What are some best practices to protect yourself from falling victim to phishing scams?
- Never assume the e-mail sender is who they say they are.
- Never reply to an e-mail with your full credit card details.
- Never submit private information via a webpage linked to from an e-mail.
- Always log into your vendor accounts as you normally would and NOT by clicking the link in the e-mail.
- Always call vendors of yours by the phone number on their main website, NOT from a phone number in the e-mail, or on a site linked to from the e-mail.
- Follow your gut. If it doesn’t seem right, assume it’s not and verify by standard communications with your vendor.
How to Identify That You’re on a Secure Site
The following screenshots give you an idea of how several major web browsers identify a secure site. Make sure that you are familiar with how your web browser identifies this situation as it can indicate if your data is being transmitted securely or not.
- Internet Explorer identifies a secure page with a green bar and a padlock symbol.
Mozilla’s Firefox browser may differ based on the theme, but you will see a padlock next to the “https:” portion in gray before the URL.
- Google’s Chrome browser follows the same convention as the Internet Explorer in using a green bar and padlock.
- If you’re running an Apple computer, then you will most likely be using the Safari browser. They indicate a secure page the same as Internet Explorer and Google Chrome, using a green bar and padlock symbol.
Identifying Links Within an Email
Phishing e-mails will often be “spoofed” to appear as if they are coming from a trustworthy e-mail address, but upon closer inspection they are not. If you are looking at an email and something doesn’t seem right, make sure to look at the email header in full. You will be able to identify the source of the email in the header. In some cases it may be using an IP address to disguise its point of origin.
A good rule of thumb is to confirm that the link you’re clicking on within an email matches the domain you’re expecting. (i.e. If your vendor’s website is “myinsurancevendor.com”, a phishing e-mail may send you to a malicious link similar to: myinsurancevendor.com like otherinsurancevendor.com/paymentinfo).
Make sure that you carefully scrutinize links that you use within an email. If you are not 100% sure of the source of the email, then you should not click on the links provided within the email. You can identify the URL used inside an email by hovering over the link. Here’s an example:
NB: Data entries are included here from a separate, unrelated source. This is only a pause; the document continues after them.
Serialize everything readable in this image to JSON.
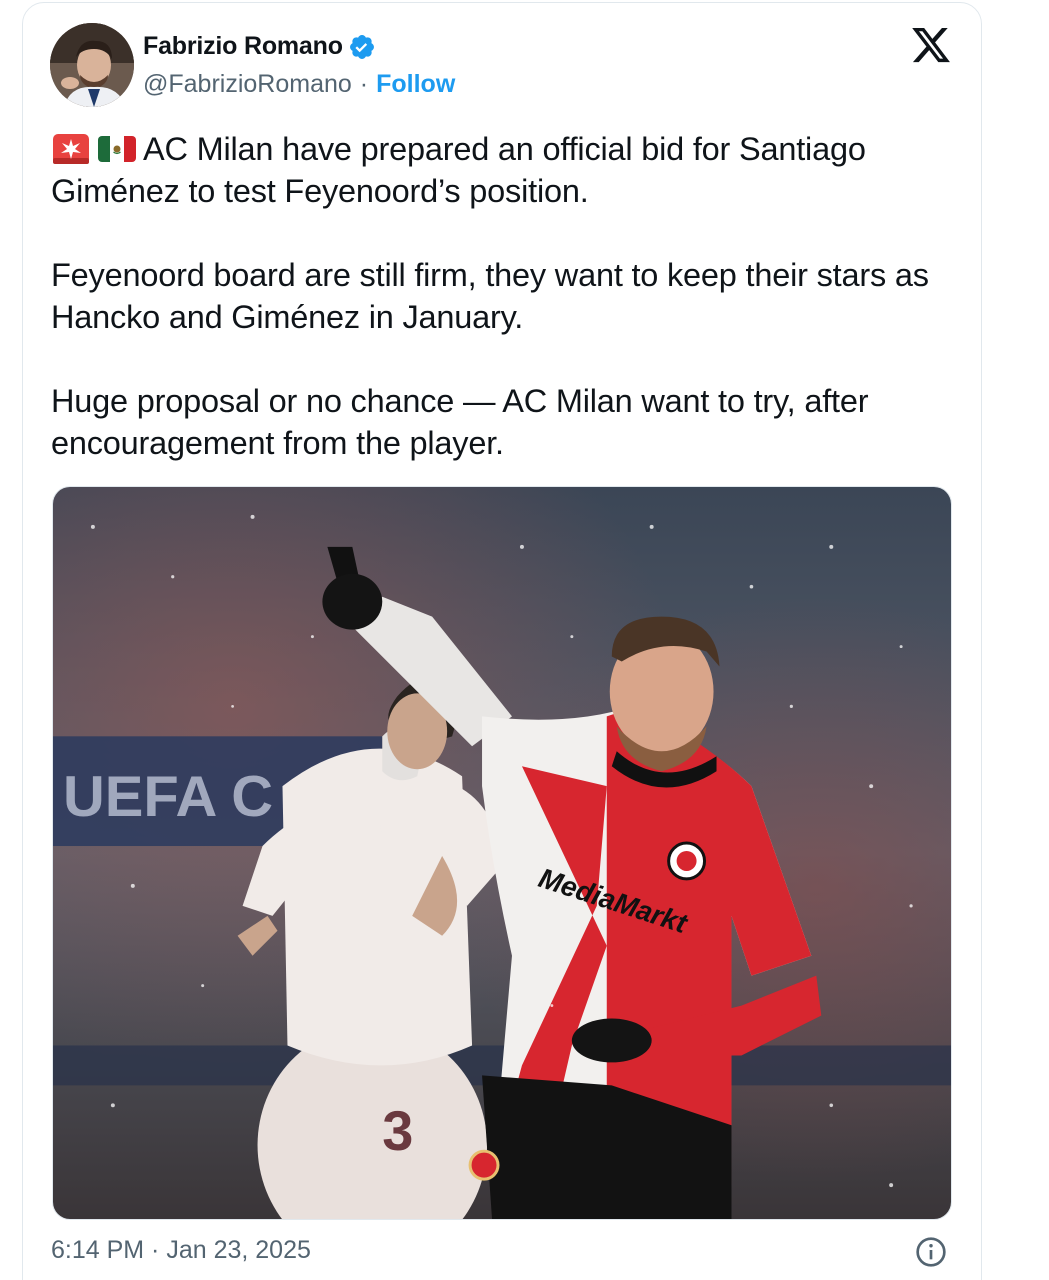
{
  "author": {
    "display_name": "Fabrizio Romano",
    "handle": "@FabrizioRomano",
    "separator": "·",
    "follow_label": "Follow"
  },
  "icons": {
    "verified": "verified-badge-icon",
    "platform": "x-logo-icon",
    "info": "info-icon",
    "emoji_1": "rotating-light-emoji",
    "emoji_2": "mexico-flag-emoji"
  },
  "tweet": {
    "paragraph_1": "AC Milan have prepared an official bid for Santiago Giménez to test Feyenoord’s position.",
    "paragraph_2": "Feyenoord board are still firm, they want to keep their stars as Hancko and Giménez in January.",
    "paragraph_3": "Huge proposal or no chance — AC Milan want to try, after encouragement from the player."
  },
  "media": {
    "sponsor_text": "MediaMarkt",
    "shirt_number": "3",
    "banner_text": "UEFA C"
  },
  "footer": {
    "timestamp": "6:14 PM · Jan 23, 2025"
  },
  "colors": {
    "link": "#1d9bf0",
    "secondary_text": "#536471",
    "feyenoord_red": "#d7262f"
  }
}
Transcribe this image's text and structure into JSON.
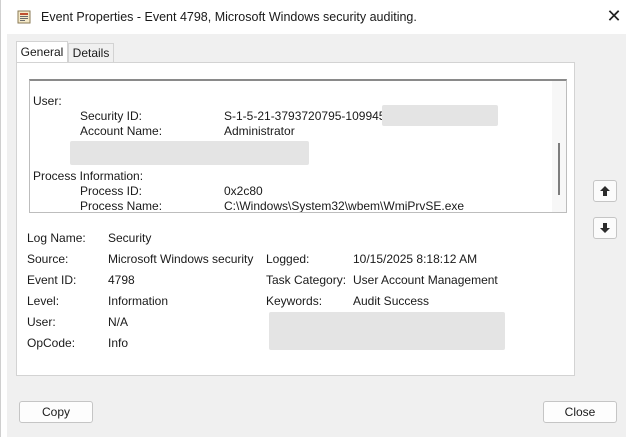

If the URL of the link looks like it’s at least going to the correct domain name, then the link is typically okay. However, if you have any doubts, don’t click on it. If you require further assistance with this issue, please contact our technical support team available 24/7.
Other Examples of Phishing Scams
Thoughts on “Avoiding Phishing Scams”
I received the following email. Is it a scam?
Warning from InMotion, .
You’re receiving this message because you recently logged in from an unkown location to your InMotion account.
Confirm your personal details and account security by clicking the button below. This step adds extra security to your business by verifying you own this email and no one else does.
Confirm account security
This link will expire in 10 days. If you have questions, we’re here to help.
Yes, this appears to be a scam phishing email. Please do not respond or follow any links from that email message.
I found this helpful.
We’re so happy it helped you! Be safe.